Nanci, a good friend of mine since nursing school, recently left her position as CCU (Critical Care Unit) RN at our large regional hospital. Like me, my friend is a lifelong learner (probably why we’re friends), and after obtaining her CCRN certification, she decided to move on to her next care-giving learning experience, one with better hours and less stress—home health. She’s been at it since the end of October, and after only a few days in the field, she texted me, overwhelmed by the poverty she was seeing up close. “I had no idea, and I thought of Little Free Pantry. Maybe there’d be some way LFP can help.” One of the homes she visited had no running water. Its single working stove burner provided heat.
To qualify for home health care, a person must be homebound; if a person can get to outpatient physical therapy, that person does not qualify. This means most folks who receive home health care are elderly. According to National Association for Home Care and Hospice 2010 statistics, of the 12 million receiving home health care, 69% were over 65. With the “graying of America” well underway, I imagine that number is higher now, and medicare enrollment is expected to more than double over the next 15 years.
When I was in nursing, I had a particularly soft spot for geriatric patients. I guess I have a particularly soft spot for this population more generally because since the LFP Project inception, it’s really bothered me that LFP isn’t a solution for homebound seniors; like most bricks and mortar pantries, folks go to it.
- In 2015 9.8 million older Americans faced the threat of food insecurity, and
- An estimated 19.56% of Arkansans over 60 are either food insecure or face the threat of it, making Arkansas 5th in the nation. (As my friend, Autumn, likes to say,” Dammit, Arkansas.”)
- In 2011 about 2 million seniors were completely or mostly homebound, many more semi-homebound.
- Literature has consistently found food insecurity to be negatively associated with health.
I told Nanci I’d think about it.
Food security involves several components—access, distribution, stability…. In America we have more than enough food for everyone. For those doing hunger work, distribution is often the most challenging part. Mobile food pantries are trending, but these usually work through host locations, and folks must still go to them. Hard for the homebound. This is why Meals on Wheels is such a critical social support (and why you should call your Senators/MOCs and ask them to increase its budget funding). But Nanci’s patients often aren’t even getting that. Unlike the home I mentioned in the first paragraph, most do have a way to prepare their own food.

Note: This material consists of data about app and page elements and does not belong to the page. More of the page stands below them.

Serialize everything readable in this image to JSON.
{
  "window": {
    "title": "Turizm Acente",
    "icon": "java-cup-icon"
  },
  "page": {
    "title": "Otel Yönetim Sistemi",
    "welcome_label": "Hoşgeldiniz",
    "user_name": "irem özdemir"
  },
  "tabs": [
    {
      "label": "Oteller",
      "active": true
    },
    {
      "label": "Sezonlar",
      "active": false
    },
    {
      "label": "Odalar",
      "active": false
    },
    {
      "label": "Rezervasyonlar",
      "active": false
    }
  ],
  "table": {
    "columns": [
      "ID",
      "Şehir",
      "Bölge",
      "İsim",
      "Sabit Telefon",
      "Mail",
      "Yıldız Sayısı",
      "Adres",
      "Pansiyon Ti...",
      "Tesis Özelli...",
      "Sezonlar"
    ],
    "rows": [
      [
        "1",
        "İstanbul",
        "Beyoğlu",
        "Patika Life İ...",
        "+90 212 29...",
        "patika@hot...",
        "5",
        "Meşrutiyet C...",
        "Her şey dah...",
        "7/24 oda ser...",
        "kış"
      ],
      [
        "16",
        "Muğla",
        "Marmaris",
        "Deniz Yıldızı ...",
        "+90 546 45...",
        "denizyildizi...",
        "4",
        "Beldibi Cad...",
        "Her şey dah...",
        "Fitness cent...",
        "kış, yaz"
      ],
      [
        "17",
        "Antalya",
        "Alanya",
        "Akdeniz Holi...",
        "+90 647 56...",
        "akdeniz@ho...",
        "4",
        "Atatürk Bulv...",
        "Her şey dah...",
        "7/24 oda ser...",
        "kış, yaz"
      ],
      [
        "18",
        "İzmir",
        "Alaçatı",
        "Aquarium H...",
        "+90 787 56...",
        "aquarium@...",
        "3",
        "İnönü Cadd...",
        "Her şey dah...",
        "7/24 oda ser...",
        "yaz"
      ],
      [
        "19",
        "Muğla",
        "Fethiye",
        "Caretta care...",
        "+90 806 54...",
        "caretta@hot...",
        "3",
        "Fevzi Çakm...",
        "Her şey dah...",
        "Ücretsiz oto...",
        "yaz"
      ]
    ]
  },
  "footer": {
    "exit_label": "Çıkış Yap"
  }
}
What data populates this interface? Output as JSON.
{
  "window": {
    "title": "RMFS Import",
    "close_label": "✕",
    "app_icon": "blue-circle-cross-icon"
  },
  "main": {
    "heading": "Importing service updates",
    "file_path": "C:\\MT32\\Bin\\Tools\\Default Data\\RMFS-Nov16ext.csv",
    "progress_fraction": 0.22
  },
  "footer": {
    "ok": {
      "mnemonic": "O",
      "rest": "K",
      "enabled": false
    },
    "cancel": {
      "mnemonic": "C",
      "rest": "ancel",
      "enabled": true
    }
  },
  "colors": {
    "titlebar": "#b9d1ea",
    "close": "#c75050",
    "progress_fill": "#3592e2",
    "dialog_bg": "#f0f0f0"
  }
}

Then, I remembered six area law enforcement agencies had recently partnered with our local food bank. Officers receive boxes of food for distribution on their beat, feeding folks, building relationships.
Nanci works M-F, seeing around eight patients a day. Her agency employs eight RNs. These have a similar case load. More LPNs and therapists. Estimating, the RNs at this single agency make 320 house calls a week.
What if home health care providers partnered with anti-hunger agencies, empowering their nurses to utilize the two-question food insecurity screening tool and equipping them with healthy, emergency food supplies to promote nourishment and healing?
These nurses would not only be feeding the old, sick, and hungry. They’d be uniquely positioned to conduct assessments tracking outcomes of healthy food as intervention for a demographic that will only grow. As the most trusted profession, they would also be uniquely positioned to provide point of care nutrition education.